“Some of it will play into the psychology of it. People like Katie Ledecky are like ‘right, it’s not what I was expecting, but I accept it’s off. I’m gonna take a little bit of time to reset but then I’m going again, bring it on. What can I do in this year to make me even better’.”
After a disappointing showing in the 2012 Games, Team GB revamped their coaching and leadership. This led to a shift in mindset and Byrnes believes that it’s now harder than ever to make the team. “I think it’s very competitive, I think it’s really hard to get on that team because they’ve raised the bar…there is a real emphasis on doing your pb [personal best] at the major competitions, there’s no room for sentiment at all.”
The real question is whether or not this will lead to more podiums.
“Next year for British medals I would be looking mainly at men at the moment, although there are a few women actually that would have something to say about that. I think with the men they have very good relay teams, whereas with women it’s individuals like Freya Anderson, Anna Hopkin, Siobhan O’Connor. You never know, a lot of them are top six at their events.”
For individual men Byrnes said the standout name remains Adam Peaty, who will look to defend his world record in the 100m breaststroke. Byrnes says he has transcended the sport with his personality and social media. “He’s just all about winning and he’s not ashamed of that.”
Outside the Olympics
Despite Peaty’s popularity, there are times when Byrnes will have an exclusive story with him, yet no mainstream newspaper or sports website will want to publish it, which highlights that, in media terms, swimming is something of a ‘once every four year sport’.
Nevertheless, Byrnes continues to plug away – she has the access because of relationships she can build when nobody else is paying attention. While the largest media outlets parachute a reporter in during an Olympic year, she is on the front line as swim

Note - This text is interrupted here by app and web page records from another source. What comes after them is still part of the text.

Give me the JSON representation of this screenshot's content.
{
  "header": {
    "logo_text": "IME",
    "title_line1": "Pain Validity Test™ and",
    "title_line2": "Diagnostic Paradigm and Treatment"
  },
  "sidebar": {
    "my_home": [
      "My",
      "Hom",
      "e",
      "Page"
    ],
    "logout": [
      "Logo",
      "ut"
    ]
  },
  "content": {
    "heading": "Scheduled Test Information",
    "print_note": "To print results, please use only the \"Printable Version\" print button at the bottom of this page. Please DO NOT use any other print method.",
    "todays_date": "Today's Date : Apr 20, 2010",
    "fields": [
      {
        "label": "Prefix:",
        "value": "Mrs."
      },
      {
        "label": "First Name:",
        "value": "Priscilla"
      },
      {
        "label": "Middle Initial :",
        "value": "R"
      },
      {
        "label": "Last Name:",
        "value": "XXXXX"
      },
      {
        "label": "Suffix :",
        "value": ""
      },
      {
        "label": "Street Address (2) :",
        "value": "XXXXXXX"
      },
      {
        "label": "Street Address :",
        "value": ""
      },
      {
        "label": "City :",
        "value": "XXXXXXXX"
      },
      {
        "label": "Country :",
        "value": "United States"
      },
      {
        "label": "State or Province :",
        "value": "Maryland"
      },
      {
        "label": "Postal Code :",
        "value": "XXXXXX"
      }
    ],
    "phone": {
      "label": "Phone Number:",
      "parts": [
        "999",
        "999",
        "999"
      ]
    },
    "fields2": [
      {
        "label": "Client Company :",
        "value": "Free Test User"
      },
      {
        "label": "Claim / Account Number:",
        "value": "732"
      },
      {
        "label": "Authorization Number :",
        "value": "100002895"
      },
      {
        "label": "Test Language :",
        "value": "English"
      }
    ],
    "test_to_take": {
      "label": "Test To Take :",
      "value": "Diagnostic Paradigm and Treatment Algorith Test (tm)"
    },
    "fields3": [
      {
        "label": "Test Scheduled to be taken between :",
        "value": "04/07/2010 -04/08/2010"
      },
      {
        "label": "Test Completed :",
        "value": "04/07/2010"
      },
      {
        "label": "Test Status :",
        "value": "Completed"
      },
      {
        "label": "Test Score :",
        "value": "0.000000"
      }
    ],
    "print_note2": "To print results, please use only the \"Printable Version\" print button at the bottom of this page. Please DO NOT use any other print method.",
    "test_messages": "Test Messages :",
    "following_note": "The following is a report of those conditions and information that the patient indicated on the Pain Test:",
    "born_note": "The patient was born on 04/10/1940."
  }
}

ming somewhat forlornly tries to grow.
These athletes are looking to find more support and competition in the other three years and 11 months of an Olympic cycle, and last year may have heralded a new dawn. In 2019 the International Swimming League was formed with five teams in North America, four in Europe and one in Asia.
Byrnes says the swimmers really love the ISL because it gives them another chance to compete, and for journalists it’s one more chance to get the word out. But will it make the common sports fan pay more attention? “If it’s going to get any attention it might be more so next year, in the wake of Tokyo.”
You can follow Byrnes @LizByrnes14 on Twitter to see all her work on swimming and football. She will be in Tokyo writing for the in house media news service.